The Malaysian state of Sabah sits on the northeastern tip of the island of Borneo, which is shared with Indonesia. The second largest Malaysian state after Sarawak, Sabah is the tourist hub of East Malaysia; with white sandy desert islands, a plethora of wildlife and good air links to the rest of Southeast Asia, many make Sabah their only stop in Borneo.
The capital of Sabah, Kota Kinabalu, is located on the west coast. Kota Kinabalu (KK for short) is usually the first stop-off point for visitors as it has an international airport serving Singapore, Hong Kong, the Philippines and most major cities in the rest of Malaysia.

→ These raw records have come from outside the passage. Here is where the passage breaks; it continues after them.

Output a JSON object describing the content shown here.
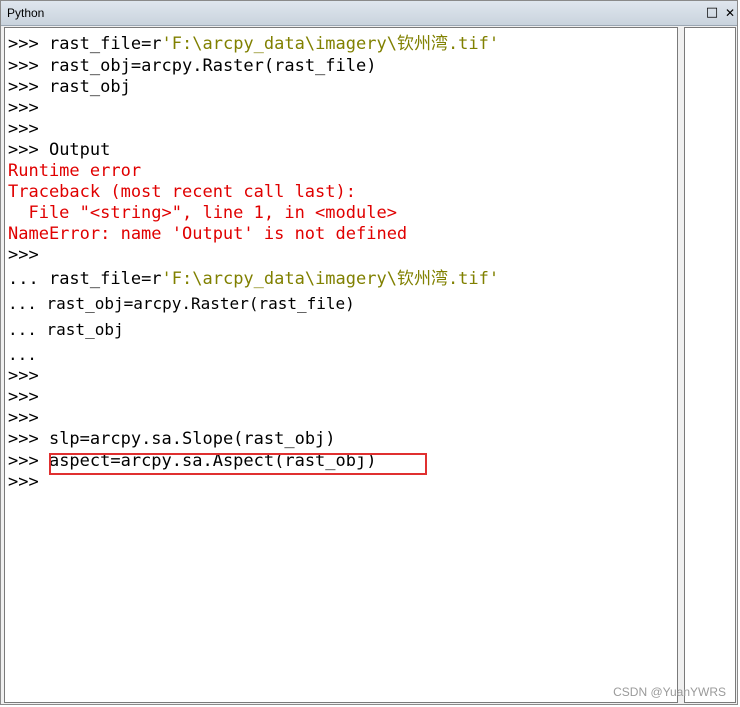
{
  "window": {
    "title": "Python",
    "maximize_glyph": "□",
    "close_glyph": "✕"
  },
  "console": {
    "lines": [
      {
        "prompt": ">>> ",
        "code": "rast_file=r",
        "str": "'F:\\arcpy_data\\imagery\\钦州湾.tif'"
      },
      {
        "prompt": ">>> ",
        "code": "rast_obj=arcpy.Raster(rast_file)"
      },
      {
        "prompt": ">>> ",
        "code": "rast_obj"
      },
      {
        "prompt": ">>>",
        "code": ""
      },
      {
        "prompt": ">>>",
        "code": ""
      },
      {
        "prompt": ">>> ",
        "code": "Output"
      },
      {
        "err": "Runtime error"
      },
      {
        "err": "Traceback (most recent call last):"
      },
      {
        "err": "  File \"<string>\", line 1, in <module>"
      },
      {
        "err": "NameError: name 'Output' is not defined"
      },
      {
        "prompt": ">>>",
        "code": ""
      },
      {
        "prompt": "... ",
        "code": "rast_file=r",
        "str": "'F:\\arcpy_data\\imagery\\钦州湾.tif'"
      },
      {
        "prompt": "... ",
        "code": "rast_obj=arcpy.Raster(rast_file)"
      },
      {
        "prompt": "... ",
        "code": "rast_obj"
      },
      {
        "prompt": "...",
        "code": ""
      },
      {
        "prompt": ">>>",
        "code": ""
      },
      {
        "prompt": ">>>",
        "code": ""
      },
      {
        "prompt": ">>>",
        "code": ""
      },
      {
        "prompt": ">>> ",
        "code": "slp=arcpy.sa.Slope(rast_obj)"
      },
      {
        "prompt": ">>> ",
        "code": "aspect=arcpy.sa.Aspect(rast_obj)"
      },
      {
        "prompt": ">>>",
        "code": ""
      }
    ]
  },
  "highlight_color": "#e03030",
  "watermark": "CSDN @YuanYWRS"
}
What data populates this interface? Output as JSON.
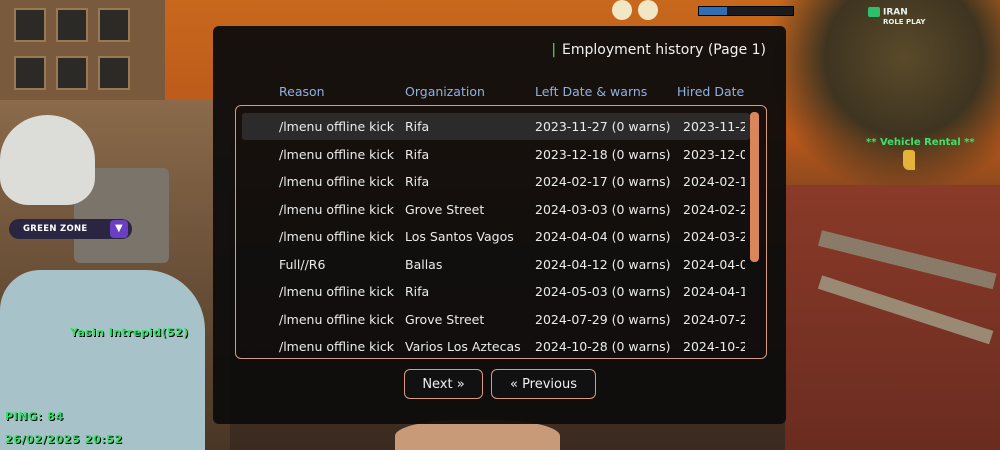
{
  "hud": {
    "brand": [
      "IRAN",
      "ROLE PLAY"
    ],
    "health_fraction": 0.3,
    "vehicle_rental_label": "**  Vehicle Rental **",
    "zone_label": "GREEN ZONE",
    "player_name": "Yasin Intrepid(52)",
    "ping": "PING: 84",
    "datetime": "26/02/2025 20:52"
  },
  "dialog": {
    "title": "Employment history (Page 1)",
    "columns": [
      "Reason",
      "Organization",
      "Left Date & warns",
      "Hired Date"
    ],
    "rows": [
      {
        "reason": "/lmenu offline kick",
        "organization": "Rifa",
        "left": "2023-11-27 (0 warns)",
        "hired": "2023-11-2"
      },
      {
        "reason": "/lmenu offline kick",
        "organization": "Rifa",
        "left": "2023-12-18 (0 warns)",
        "hired": "2023-12-0"
      },
      {
        "reason": "/lmenu offline kick",
        "organization": "Rifa",
        "left": "2024-02-17 (0 warns)",
        "hired": "2024-02-1"
      },
      {
        "reason": "/lmenu offline kick",
        "organization": "Grove Street",
        "left": "2024-03-03 (0 warns)",
        "hired": "2024-02-2"
      },
      {
        "reason": "/lmenu offline kick",
        "organization": "Los Santos Vagos",
        "left": "2024-04-04 (0 warns)",
        "hired": "2024-03-2"
      },
      {
        "reason": "Full//R6",
        "organization": "Ballas",
        "left": "2024-04-12 (0 warns)",
        "hired": "2024-04-0"
      },
      {
        "reason": "/lmenu offline kick",
        "organization": "Rifa",
        "left": "2024-05-03 (0 warns)",
        "hired": "2024-04-1"
      },
      {
        "reason": "/lmenu offline kick",
        "organization": "Grove Street",
        "left": "2024-07-29 (0 warns)",
        "hired": "2024-07-2"
      },
      {
        "reason": "/lmenu offline kick",
        "organization": "Varios Los Aztecas",
        "left": "2024-10-28 (0 warns)",
        "hired": "2024-10-2"
      }
    ],
    "next_label": "Next »",
    "prev_label": "« Previous"
  }
}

With islands rivalling anything that can be found in Thailand only 20 minutes away by boat and comprehensive tourist facilities, KK can make a good place to rest if you are experiencing travel ennui.
A completely different atmosphere can be found on the foot of Mount Kinabalu, which can be reached easily by bus from KK. One of the highest peaks in Southeast Asia, Mt Kinabalu is a relatively easy climb with no need for specialist equipment, although cool weather clothing is recommended. Many only visit the mountain itself, but it's actually the highest point on a range called Crocker Range. There are two national parks within Crocker Range; Crocker Range National Park and Kinabalu Park, which surrounds the area around Mount Kinabalu itself.
If climbing mountains isn't really your thing and you want a more laid-back approach to spotting animals, the Kinabatangan river is the place to go. Running through the west of Sabah, the banks of the Kinabatangan are hemmed in by palm oil plantations; however an initiative set up by WWF called the "Corridor of Life" has seen the restoration of some trees along portions of the river. It was hoped that these corridors of fruit trees would allow animals, such as orangutans, to travel between protected areas rather than being stuck in isolated islands of protected forests growing amid seas of palm oil plantations. In some areas this has worked so well that a tourist trade has sprung up, and it's now possible to go on river cruises on the Kinabatangan to spot an impressive array of wildlife.
Not far from the Kinabatangan river is a protected area called Danum Valley. Primarily a research centre, it also hosts the odd tourist either in the research centre itself or in the very upmarket Borneo Rainforest Lodge. Nestled in almost pristine forest, the diversity of wildlife here is impressive.
Yet more impressive and more budget restrictive is Maliau Basin. Before you can even set foot in here, you have to make sure that your travel insurance covers helicopter evacuation. However, the sheer natural beauty of this place can outweigh the stupendously high cost of visiting.
For those who are more scuba inclined, there is, of course, Semporna and Sipidan. Off the east coast of Sabah, Sipidan island floats glintingly in the Celebes Sea. World renowned as an "it" destination for any discerning diver, the underwater wildlife here is wonderful. Its lesser appreciated little brother, Mabul island, also plays host to some impressive underwater wildlife, albeit of the micro kind.